After putting her baby son up for adoption, Mary tries returns to her old life and her studies to be a nurse but finds that she cannot escape thoughts of her son or feelings of guilt. The situation is made worse because her mother and family completely ignore what has happened and Mary cannot talk to anyone about how she feels. Even after travelling throughout remote Australia as a nurse and health advisor, eventually marrying and having two daughters, Mary feels incomplete and restless.
Then the adoption laws regarding contact between birth mothers and their children are changed. Mary decides that the time might be right to see if her son wants to meet her, But nothing is ever as simple as it seems and Mary’s life and world is about to be turned upside down all over again.
Spanning forty years and set against a backdrop of changing social attitudes in Australia, this is the story of a young girl searching for meaning, coming to terms with her guilt and grief, and learning that breaking the silence brings empowerment.
‘This is a powerful memoir about shame, guilt, regret and growth. It tells the all too familiar story of teenage pregnancy and adoption … the author is to be congratulated on turning her pain into a story that many people will relate to and recognize themselves within.’
Maggie McKellar, author of When it Rains
‘A standout memoir, of a terrible and all too familiar story, told with clear-eyed grace and nicely controlled passion. … This is written with great confidence and clarity, is moving but not sentimental, and is an absorbing read from start to finish.’ Debra Adelaide, author of The Women’s Pages and Letters to George Clooney
‘This is just lovely … it’s that rare thing – a personal memoir that feels thoroughly universal.’
Dominic Knight, author and former ABC radio broadcaster
Mary Tennant is a retired registered nurse. She completed her general training at the Princess Alexandra Hospital, midwifery at the Mater Mother’s in Brisbane and Community Child Health certificate at Curtin University Perth.
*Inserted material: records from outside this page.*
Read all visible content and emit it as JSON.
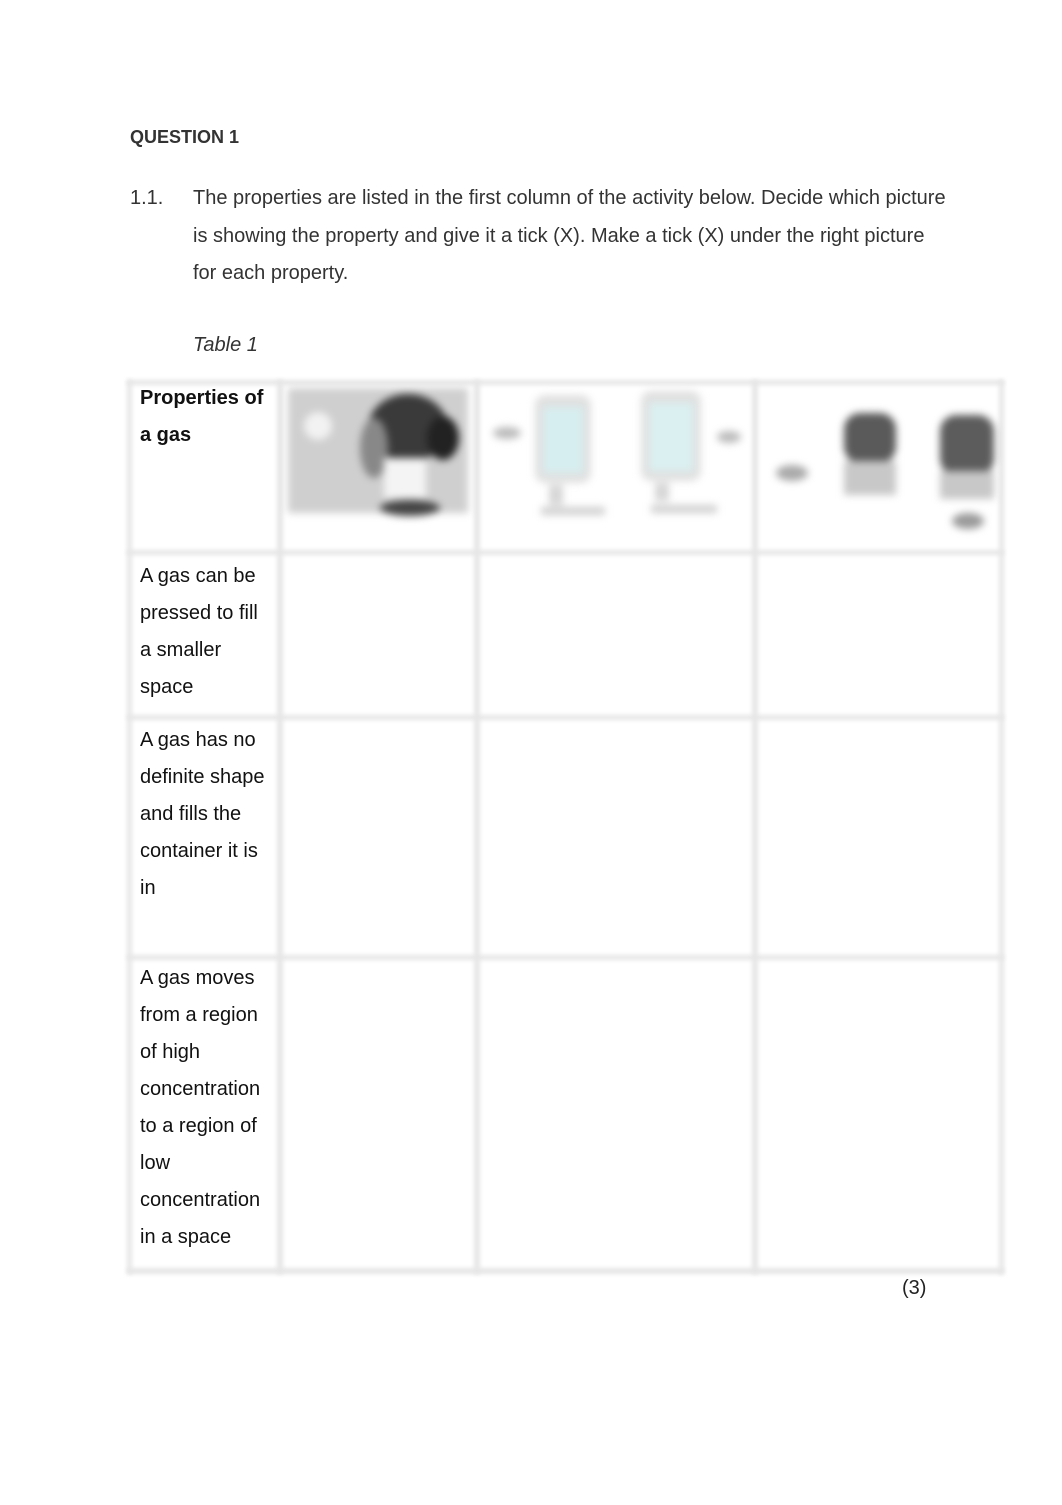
{
  "question": {
    "title": "QUESTION 1",
    "item_number": "1.1.",
    "instruction": "The properties are listed in the first column of the activity below. Decide which picture is showing the property and give it a tick (X). Make a tick (X) under the right picture for each property.",
    "table_caption": "Table 1"
  },
  "table": {
    "header": {
      "label": "Properties of a gas",
      "pictures": [
        {
          "icon": "person-smelling-icon"
        },
        {
          "icon": "syringe-compression-icon"
        },
        {
          "icon": "gas-jar-diffusion-icon"
        }
      ]
    },
    "rows": [
      {
        "property": "A gas can be pressed to fill a smaller space",
        "ticks": [
          "",
          "",
          ""
        ]
      },
      {
        "property": "A gas has no definite shape and fills the container it is in",
        "ticks": [
          "",
          "",
          ""
        ]
      },
      {
        "property": "A gas moves from a region of high concentration to a region of low concentration in a space",
        "ticks": [
          "",
          "",
          ""
        ]
      }
    ]
  },
  "marks": "(3)"
}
Later she obtained a Bachelor of Applied Science (Nursing) and a Masters in Public Health and Tropical Medicine. Mary has worked in hospitals in Brisbane and Perth but the majority of her career has been in Aboriginal Health.